Three drought-tolerant eucalypt genotypes have been investigated for a broad spectrum of properties to provide a basis for comparison on their suitability for various end-uses. The genotypes included were a Eucalyptus grandis × E. camaldulensis hybrid, E. gomphocephala and E. cladocalyx, selected based on previous studies that indicated good potential to tolerate arid conditions, reasonably good volume growth and straightness of stems. In this study, information was added on differences between species and parts of stems in growth (volume and biomass) and properties of wood (density and stiffness), fibres (dimensions and microfibril angle) and vessels (size and numbers). We found high wood densities and stiffness values for E. cladocalyx and E. gomphcephala, making them suitable for construction wood. Logs from the mid-part of the stem had the best timber properties, as the butt logs showed the highest microfibril angle and lowest wood stiffness due to longitudinal juvenility. Such juvenility was also to some degree observed for wood density and fibre length. The information gained will be especially helpful for selecting species and processing options for small farm and community plantations for producing higher-value products that may be sold to generate much-needed income as well as for local uses, such as fuelwood and charcoal.
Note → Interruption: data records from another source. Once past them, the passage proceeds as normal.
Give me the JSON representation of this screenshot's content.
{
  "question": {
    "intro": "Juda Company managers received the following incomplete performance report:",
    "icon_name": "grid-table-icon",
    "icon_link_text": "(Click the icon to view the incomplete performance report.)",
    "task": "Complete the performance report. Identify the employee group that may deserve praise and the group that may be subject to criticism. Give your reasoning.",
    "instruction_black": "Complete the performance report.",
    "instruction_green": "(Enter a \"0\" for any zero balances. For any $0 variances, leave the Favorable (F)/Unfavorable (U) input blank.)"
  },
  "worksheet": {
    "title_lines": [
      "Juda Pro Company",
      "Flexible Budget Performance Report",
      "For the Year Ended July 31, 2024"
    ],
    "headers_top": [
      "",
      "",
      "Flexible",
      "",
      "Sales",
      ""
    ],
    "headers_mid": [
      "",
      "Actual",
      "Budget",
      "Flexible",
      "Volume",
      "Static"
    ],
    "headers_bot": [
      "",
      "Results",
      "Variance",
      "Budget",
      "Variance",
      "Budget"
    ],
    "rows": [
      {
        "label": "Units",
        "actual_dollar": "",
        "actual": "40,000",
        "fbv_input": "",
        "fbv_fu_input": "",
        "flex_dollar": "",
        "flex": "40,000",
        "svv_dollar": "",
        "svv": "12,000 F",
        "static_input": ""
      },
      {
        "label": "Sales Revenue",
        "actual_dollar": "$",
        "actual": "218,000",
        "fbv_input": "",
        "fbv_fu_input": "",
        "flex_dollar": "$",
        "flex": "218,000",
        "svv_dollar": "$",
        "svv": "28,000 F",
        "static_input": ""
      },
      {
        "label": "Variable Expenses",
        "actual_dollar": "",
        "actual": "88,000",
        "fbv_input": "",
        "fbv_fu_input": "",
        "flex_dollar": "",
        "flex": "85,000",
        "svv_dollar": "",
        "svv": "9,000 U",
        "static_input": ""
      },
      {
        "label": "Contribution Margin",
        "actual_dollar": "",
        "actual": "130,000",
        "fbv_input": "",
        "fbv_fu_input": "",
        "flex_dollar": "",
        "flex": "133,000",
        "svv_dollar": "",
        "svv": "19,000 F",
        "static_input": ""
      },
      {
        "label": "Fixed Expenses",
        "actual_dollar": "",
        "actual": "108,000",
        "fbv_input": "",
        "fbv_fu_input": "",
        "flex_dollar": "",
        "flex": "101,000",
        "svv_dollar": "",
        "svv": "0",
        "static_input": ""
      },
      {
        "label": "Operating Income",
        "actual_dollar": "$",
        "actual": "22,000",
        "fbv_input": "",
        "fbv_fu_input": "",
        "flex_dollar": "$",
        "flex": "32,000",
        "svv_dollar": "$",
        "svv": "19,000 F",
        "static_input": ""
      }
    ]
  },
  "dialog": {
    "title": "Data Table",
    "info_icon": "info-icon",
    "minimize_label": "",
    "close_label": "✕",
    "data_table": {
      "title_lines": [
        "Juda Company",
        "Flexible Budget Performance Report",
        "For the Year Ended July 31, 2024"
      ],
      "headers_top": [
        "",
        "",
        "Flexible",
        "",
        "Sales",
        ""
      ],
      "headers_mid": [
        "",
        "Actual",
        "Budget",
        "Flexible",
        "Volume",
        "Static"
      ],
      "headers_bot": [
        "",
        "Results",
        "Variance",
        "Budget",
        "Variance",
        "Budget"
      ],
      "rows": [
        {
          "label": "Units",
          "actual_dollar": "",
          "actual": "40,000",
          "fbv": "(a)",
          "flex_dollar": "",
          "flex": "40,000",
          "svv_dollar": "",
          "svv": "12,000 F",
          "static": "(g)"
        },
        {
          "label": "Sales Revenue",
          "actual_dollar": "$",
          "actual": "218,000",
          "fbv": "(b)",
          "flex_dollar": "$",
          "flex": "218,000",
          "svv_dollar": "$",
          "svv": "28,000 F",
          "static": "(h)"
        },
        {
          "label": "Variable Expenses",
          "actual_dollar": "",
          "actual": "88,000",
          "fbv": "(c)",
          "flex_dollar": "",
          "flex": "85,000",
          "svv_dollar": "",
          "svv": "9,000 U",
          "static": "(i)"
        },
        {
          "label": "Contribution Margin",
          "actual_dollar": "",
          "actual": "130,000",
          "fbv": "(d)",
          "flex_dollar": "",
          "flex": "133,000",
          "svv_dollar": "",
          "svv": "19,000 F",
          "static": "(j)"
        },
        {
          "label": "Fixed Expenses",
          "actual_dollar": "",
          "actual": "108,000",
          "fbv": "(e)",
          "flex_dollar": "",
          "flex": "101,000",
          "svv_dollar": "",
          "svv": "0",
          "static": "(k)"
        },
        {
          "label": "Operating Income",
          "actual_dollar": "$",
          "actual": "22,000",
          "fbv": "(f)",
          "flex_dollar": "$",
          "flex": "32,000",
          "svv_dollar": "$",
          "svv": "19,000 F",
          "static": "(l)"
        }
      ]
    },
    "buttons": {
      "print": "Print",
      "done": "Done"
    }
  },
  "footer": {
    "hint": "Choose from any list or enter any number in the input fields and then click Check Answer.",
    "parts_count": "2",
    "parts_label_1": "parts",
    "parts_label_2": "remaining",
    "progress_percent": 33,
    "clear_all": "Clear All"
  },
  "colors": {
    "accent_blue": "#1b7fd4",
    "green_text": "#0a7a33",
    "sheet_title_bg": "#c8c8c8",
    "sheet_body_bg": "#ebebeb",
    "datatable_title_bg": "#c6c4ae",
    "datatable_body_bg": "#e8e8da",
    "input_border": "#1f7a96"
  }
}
Keywords: density, Eucalyptus, fibre dimensions, fibre length, fibre wall thickness, fibre width, microfibril angle, vessel fraction, vessel size, wood stiffness